Increased liquidity foils European distressed investors

The volume of non-bank lending into Europe has been described as “extraordinary” in a recent report gauging attitudes towards the European distressed debt space, which suffered a difficult year as the expected wave of restructurings failed to materialise.

Heavily-indebted European companies were able to limp through 2012 largely unscathed, thanks to increased liquidity in the debt markets, and political measures to shore up the Euro restoring a modicum of confidence, according to Debtwire’s European Distressed Debt Outlook report. 

That increased liquidity came largely thanks to the increased provision of debt financing from alternative sources, the report said.  

“The volume of non-bank lending into Europe was extraordinary in 2012,” said James Roome, co-head of law firm Bingham McCutchen’s financial restructuring practice, in a foreword to the report. “There is every reason to think that trend will continue into 2013.” 

For distressed investors, high yield bonds remain the most attractive debt instrument, the report found, ahead of mezzanine debt, convertible bonds, private placements and asset-backed securities. PIK notes were the least popular, followed by CDSs, second lien and senior debt instruments were cited by the 100 distressed debt investors canvassed for the report as the most attractive instruments to secure control of credit in 2013. 

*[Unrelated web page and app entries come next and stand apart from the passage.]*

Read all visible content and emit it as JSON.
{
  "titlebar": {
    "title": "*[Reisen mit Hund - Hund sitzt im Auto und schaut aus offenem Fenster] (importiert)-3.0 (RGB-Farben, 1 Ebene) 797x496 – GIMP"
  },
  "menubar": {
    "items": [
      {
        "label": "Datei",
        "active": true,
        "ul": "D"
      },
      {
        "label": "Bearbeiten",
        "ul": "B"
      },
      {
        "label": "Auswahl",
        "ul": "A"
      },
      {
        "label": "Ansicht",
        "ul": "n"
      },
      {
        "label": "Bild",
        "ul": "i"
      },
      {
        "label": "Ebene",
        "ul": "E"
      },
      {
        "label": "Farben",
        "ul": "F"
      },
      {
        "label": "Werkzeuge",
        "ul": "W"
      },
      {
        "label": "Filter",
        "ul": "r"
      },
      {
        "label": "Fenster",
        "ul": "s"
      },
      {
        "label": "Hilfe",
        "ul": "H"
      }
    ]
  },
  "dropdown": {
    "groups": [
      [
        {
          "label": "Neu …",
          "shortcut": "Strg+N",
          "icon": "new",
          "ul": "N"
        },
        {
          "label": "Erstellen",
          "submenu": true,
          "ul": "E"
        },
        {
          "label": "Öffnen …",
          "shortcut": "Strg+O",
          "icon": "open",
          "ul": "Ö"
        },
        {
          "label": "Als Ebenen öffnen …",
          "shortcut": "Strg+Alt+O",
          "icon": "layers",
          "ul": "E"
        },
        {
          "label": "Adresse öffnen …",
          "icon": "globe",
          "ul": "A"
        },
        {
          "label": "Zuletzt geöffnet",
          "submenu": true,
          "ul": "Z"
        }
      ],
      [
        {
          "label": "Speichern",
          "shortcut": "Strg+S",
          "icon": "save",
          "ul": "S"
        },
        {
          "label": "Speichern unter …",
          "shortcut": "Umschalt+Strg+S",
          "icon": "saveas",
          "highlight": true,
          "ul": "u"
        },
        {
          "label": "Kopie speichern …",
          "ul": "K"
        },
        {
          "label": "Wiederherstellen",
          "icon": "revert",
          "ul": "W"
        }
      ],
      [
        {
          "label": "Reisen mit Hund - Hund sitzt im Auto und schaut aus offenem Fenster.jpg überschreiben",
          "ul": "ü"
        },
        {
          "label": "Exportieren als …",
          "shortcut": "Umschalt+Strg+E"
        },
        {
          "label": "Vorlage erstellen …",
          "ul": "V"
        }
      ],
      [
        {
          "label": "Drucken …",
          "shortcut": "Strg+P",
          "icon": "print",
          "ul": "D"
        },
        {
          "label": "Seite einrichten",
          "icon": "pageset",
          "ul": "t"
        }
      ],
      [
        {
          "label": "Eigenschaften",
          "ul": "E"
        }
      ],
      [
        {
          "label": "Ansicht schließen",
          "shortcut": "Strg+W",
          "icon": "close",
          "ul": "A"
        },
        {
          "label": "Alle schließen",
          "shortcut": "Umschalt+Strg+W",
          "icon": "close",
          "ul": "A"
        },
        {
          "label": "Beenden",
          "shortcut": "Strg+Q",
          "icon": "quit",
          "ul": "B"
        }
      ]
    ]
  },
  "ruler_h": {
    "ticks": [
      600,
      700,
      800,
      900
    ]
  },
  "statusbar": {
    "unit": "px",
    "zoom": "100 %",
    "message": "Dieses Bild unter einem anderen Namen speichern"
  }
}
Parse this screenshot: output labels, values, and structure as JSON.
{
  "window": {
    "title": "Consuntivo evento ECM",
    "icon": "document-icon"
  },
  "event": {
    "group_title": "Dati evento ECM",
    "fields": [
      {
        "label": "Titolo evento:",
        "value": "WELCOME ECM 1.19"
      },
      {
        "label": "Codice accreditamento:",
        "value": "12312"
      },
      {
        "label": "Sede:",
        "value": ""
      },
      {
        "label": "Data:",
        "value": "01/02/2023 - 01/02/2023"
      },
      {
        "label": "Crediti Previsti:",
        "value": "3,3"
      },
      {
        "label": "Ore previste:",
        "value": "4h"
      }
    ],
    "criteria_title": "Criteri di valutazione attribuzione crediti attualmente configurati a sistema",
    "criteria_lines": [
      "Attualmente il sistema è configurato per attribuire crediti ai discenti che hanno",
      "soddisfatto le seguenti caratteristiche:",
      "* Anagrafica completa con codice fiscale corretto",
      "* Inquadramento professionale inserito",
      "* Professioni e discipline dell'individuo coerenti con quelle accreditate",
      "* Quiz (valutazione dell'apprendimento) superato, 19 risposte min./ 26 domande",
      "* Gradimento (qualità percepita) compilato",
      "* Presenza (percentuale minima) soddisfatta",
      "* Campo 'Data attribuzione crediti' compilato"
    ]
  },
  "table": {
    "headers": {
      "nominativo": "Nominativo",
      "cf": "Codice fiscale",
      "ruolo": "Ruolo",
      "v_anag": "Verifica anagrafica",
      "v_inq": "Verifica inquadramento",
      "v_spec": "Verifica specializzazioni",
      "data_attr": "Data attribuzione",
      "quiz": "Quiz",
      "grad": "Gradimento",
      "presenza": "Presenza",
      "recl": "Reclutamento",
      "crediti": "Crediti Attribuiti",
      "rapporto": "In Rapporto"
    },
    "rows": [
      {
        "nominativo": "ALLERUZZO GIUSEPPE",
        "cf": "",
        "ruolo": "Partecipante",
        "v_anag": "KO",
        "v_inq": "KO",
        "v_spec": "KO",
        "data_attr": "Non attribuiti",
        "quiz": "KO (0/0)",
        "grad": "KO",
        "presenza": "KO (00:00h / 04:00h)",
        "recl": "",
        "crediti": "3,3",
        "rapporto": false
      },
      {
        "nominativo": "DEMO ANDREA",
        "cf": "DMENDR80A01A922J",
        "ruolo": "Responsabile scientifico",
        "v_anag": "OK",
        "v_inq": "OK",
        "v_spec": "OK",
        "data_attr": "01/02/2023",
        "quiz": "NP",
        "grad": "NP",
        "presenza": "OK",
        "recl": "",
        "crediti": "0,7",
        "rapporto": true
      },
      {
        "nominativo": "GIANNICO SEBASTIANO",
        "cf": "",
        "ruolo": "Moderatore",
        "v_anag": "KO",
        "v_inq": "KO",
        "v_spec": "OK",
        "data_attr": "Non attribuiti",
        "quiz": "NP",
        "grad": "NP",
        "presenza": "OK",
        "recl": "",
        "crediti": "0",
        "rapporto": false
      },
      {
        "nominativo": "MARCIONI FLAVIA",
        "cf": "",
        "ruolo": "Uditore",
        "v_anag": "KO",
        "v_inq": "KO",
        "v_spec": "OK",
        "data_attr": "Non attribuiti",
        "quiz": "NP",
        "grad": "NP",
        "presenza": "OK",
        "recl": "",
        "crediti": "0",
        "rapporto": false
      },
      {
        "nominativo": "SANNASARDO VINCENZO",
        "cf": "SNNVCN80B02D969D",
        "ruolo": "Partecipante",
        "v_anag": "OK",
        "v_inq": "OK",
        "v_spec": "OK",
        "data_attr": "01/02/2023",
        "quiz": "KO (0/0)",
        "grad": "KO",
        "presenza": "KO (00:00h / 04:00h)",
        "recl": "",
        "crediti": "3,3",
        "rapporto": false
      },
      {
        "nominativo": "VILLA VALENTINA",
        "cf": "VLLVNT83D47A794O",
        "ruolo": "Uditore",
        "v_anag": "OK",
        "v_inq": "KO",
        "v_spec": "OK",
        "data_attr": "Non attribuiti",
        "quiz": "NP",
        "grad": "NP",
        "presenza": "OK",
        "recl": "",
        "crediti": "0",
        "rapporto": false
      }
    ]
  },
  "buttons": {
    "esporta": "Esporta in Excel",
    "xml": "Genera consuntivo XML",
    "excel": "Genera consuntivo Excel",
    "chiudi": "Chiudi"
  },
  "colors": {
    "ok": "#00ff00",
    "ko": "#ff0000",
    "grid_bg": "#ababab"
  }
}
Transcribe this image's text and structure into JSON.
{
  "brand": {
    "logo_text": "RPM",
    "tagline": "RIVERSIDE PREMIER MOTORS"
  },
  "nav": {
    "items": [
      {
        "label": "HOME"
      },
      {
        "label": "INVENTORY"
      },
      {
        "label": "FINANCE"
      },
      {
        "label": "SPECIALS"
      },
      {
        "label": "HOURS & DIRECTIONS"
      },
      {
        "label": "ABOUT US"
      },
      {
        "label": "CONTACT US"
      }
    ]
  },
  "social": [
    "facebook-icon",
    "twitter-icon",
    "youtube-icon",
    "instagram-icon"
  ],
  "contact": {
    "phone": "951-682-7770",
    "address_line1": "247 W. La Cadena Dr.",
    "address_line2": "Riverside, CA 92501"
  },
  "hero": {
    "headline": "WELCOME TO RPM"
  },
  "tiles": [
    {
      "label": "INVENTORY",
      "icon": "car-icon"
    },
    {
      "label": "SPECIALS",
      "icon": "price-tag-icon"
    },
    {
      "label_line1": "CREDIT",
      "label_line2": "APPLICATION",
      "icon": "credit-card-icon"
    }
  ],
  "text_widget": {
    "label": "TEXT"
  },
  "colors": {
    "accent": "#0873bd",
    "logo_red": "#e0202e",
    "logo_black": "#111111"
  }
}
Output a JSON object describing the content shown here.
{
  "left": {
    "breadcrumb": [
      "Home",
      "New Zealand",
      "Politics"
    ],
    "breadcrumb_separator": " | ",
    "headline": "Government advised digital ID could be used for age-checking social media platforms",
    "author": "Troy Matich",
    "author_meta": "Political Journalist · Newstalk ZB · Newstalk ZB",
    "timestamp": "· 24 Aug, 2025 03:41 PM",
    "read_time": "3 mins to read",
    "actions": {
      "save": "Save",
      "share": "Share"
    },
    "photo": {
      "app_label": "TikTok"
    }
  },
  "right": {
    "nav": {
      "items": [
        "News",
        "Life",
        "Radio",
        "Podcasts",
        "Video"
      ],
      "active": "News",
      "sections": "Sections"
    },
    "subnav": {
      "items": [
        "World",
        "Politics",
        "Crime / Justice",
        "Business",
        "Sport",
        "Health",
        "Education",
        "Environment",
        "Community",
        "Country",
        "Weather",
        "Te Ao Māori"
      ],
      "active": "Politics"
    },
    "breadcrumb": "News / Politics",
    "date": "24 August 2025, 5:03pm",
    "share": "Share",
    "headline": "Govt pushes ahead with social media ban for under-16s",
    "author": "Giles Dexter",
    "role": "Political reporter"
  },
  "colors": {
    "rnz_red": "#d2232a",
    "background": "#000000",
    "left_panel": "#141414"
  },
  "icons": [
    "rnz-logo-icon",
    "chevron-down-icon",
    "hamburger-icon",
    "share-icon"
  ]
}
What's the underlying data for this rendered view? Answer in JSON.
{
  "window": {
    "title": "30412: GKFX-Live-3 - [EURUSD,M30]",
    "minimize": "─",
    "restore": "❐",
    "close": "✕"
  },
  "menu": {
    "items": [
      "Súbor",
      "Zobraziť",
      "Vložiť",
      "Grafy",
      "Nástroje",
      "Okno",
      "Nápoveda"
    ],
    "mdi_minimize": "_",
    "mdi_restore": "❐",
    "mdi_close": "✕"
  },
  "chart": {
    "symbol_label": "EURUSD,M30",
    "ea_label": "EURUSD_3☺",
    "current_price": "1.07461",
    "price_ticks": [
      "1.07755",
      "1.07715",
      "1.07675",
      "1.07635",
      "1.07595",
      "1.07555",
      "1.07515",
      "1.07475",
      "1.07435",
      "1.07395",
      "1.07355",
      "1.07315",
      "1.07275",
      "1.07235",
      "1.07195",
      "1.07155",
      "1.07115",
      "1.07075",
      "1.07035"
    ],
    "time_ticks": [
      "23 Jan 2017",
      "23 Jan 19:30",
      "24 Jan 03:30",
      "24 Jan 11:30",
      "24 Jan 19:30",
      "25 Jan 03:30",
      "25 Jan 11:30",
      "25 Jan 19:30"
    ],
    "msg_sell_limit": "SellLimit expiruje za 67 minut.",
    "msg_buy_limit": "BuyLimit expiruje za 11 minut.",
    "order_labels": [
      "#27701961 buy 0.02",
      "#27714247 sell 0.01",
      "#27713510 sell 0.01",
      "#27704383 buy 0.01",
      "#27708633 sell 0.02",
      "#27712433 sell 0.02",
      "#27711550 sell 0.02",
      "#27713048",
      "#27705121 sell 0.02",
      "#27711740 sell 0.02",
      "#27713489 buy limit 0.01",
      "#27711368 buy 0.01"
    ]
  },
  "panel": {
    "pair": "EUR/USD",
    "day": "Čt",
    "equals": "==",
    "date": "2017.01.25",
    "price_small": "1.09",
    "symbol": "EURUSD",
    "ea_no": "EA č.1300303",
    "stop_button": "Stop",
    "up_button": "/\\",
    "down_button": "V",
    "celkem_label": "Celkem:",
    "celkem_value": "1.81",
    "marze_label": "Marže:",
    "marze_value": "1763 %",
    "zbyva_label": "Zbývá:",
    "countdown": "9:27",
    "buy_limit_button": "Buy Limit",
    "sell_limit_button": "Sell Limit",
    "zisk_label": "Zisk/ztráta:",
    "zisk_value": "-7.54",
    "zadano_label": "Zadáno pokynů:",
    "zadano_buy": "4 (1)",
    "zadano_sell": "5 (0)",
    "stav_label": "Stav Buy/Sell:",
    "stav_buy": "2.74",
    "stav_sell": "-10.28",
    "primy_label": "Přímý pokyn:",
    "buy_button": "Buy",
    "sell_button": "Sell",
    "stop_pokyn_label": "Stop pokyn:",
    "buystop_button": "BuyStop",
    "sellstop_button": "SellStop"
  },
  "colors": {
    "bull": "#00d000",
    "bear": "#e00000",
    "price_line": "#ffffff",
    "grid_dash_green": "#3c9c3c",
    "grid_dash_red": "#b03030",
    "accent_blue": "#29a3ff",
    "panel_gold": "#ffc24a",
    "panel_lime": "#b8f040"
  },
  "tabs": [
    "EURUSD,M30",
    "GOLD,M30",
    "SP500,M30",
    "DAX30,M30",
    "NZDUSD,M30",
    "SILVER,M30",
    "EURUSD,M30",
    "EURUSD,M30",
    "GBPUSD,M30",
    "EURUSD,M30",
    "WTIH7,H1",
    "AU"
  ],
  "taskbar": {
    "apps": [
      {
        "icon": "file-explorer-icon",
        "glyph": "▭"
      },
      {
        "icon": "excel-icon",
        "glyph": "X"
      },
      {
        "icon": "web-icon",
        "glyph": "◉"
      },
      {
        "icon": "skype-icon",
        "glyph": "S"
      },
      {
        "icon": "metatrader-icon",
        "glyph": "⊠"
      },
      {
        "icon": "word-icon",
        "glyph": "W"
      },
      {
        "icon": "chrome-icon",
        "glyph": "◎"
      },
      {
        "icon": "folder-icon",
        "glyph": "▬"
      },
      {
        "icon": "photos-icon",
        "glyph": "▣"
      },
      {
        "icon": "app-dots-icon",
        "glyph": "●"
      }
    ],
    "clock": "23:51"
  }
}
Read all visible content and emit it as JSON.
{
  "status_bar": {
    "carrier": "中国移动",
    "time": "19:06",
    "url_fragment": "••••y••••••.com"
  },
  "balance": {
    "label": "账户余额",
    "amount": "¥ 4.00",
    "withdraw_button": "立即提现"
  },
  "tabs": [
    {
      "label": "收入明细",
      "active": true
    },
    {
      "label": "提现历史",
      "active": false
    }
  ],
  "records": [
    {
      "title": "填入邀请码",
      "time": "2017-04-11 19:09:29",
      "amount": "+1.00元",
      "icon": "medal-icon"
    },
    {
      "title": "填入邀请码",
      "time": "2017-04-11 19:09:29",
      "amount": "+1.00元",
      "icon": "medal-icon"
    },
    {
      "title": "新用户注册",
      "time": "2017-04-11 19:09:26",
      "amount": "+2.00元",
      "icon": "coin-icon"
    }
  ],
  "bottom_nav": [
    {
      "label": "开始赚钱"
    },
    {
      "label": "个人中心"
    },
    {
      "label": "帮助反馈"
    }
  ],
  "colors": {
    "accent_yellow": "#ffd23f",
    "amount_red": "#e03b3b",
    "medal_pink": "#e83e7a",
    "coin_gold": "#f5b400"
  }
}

 “The distressed debt market experienced in 2012 was characterised by market uncertainties, critical elections and anaemic growth, and it seems that 2013 will bring more of the same,” said Andrew Merrett, European head of restructuring and co-head of financing advisory at UK Rothschild. 

“We can expect better liquidity in the credit markets in 2013 than we saw last year. With private equity funds’ dry powder and the high levels of cash on many healthy corporate balance sheets, 2013 will be an exciting year in the restructuring and distressed debt markets,” added Merrett. 

 Bond issuance is increasingly becoming the preferred route to workouts as well as working capital refinancing, according to the survey.  “With primary debt and equity markets so subdued, distressed investors in Europe will continue to scan the horizon for exit routes before being willing to invest heavily in restructuring opportunities in the secondary market,”Roome said.  

 The survey reported that some 28 percent of distressed debt investors thought amend and extend and/or forward-start facilities would be the most frequent form of debt renegotiation during 2013.  The same proportion of respondents pointed to break-up or asset disposals as the most likely type of renegotiation, a big change on last year’s survey when only six percent  of respondents picked this as the most likely option.  

Almost a third of investors thought that more than 25 percent of sub-investment grade companies would face restructuring, while 18 percent thought that 20-25 percent would go down this road. In addition, 48 percent of respondents thought that between 10 and 20 percent would restructure, according to the survey. The unwillingness of banks to take losses through sales or write-downs means that amend and extend will still be the favoured solution in 2013.  

Roome said the distressed market would feed on businesses unable to access markets, austerity-hit companies, and banks selling debt at a discount. “Some hedge funds will continue to ride the tail of the sovereign wave which boosted their returns in 2012. There will always be plenty of people trying to make money on sovereigns but they will have to get their timing right to do so.”